Review: The Beauty Queen of Leenane

Alice Mottram 20 May 2015

Focussed on aggravation and stagnation, this play brilliantly presents the rising tensions of the middle-aged Maureen (Martha Murphy) like the bubbling porridge she cooks for her 70 year old mother Mag (Posey Mehta).  Set against the backdrop of Leenane, Galway in the 90s is the ever present hope of escaping for a better life, in conflict with the prejudice of the English and Americans.

Louis Rogers captures the balance between horror and humour perfectly in this “pitch black comedy”, adding touching bits of hilarity, such as Mag’s consumption of the letters, which had the audience unable to stop themselves from laughing. At the same time, the darkness of the play still prevails and is untouched by this lightness. The final moments of the play – whilst still being funny – leave a very chilling feeling.

Every single performance was completely convincing. Posey Mehta’s portrayal of Mag was ceaselessly hilarious, whilst still being subtle enough to provide the darkness and questionable nature that the character needed. Ben Walsh’s performance as Pato was beautifully balanced and felt completely sincere, able to command the stage on his own without detracting from the other characters in dialogue.

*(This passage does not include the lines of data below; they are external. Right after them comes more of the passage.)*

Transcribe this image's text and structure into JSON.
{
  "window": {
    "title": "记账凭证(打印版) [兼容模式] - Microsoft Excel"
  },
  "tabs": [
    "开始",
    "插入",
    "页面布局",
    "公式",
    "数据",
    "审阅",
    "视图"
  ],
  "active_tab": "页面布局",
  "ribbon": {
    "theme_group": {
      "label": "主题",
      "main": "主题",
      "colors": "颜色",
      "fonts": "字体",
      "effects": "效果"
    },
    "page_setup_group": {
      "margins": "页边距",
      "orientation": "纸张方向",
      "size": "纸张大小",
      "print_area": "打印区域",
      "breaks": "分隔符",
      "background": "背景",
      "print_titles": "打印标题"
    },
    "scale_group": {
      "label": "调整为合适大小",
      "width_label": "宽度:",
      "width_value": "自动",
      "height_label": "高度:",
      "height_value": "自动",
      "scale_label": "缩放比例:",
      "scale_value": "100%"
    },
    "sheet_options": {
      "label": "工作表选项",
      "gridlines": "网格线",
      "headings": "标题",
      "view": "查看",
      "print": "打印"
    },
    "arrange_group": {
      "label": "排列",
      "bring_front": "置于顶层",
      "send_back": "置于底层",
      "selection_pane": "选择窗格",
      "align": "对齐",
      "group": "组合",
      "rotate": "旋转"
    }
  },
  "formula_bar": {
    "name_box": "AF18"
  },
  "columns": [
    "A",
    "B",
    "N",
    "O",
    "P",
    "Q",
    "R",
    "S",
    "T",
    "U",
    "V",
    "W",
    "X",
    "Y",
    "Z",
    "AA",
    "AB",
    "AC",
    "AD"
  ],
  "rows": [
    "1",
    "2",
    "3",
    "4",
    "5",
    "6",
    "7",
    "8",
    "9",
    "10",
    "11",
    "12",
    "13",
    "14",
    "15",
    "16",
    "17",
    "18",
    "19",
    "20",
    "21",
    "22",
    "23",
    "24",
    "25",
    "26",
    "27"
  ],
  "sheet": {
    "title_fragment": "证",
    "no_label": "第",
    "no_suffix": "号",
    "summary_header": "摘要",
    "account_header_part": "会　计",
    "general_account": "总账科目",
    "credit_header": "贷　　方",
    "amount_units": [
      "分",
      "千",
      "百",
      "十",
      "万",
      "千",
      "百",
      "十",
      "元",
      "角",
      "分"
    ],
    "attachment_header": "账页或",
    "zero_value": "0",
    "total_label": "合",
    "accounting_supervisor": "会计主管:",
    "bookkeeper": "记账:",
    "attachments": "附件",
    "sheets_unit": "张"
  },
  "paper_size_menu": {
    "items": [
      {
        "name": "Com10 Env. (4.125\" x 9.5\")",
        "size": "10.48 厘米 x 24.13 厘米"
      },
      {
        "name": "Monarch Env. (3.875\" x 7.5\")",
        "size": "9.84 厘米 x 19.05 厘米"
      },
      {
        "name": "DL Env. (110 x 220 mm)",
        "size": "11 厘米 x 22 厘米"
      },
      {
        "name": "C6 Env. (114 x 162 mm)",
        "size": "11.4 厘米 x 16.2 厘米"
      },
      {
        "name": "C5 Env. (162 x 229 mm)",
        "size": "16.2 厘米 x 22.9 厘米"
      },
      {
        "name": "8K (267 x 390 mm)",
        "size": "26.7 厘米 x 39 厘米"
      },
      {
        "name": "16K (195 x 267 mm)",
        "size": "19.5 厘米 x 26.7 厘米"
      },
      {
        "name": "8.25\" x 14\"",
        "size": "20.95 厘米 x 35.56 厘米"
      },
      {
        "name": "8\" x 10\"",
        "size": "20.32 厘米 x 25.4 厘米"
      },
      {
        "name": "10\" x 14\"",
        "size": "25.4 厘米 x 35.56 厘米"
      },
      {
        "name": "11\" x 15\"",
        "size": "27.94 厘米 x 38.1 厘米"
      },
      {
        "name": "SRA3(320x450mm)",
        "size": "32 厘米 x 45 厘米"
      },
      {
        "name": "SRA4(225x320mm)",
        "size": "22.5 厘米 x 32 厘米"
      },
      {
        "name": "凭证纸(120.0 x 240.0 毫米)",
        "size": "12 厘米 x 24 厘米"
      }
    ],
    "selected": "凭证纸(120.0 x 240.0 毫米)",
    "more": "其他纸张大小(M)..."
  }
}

The infuriation of Ray was played naturally by Tom Ingham, gaining many of the audience’s biggest laughs with his quick and angry humour. However, perhaps the highlight of the play was Martha Murphy’s perfect portrayal of Maureen’s exasperation with her situation against the fiery energy that still consumes her, gaining sympathy whilst still containing the darkness that makes this play surprising.

Technically this play is also very impressive. The two live musicians Emily Collinson and Tom Stebbing helped to provide an incredible tension to the drama, not only presenting beautiful music and an Irish feel, but conveying the eeriness needed between scenes . The set was fabulous, precise and interactive – down to the Kimberleys – and the lighting was subtle enough to give the slight edge of darkness which permeates the play.

If you do nothing else this week other than revise, head down to the Corpus Playroom to watch The Beauty Queen of Leenane. It will leave you laughing, thinking and most definitely slightly scared.


The Beauty Queen of Leenane is at the Corpus Playroom, 7pm until Saturday. Tickets can be bought here.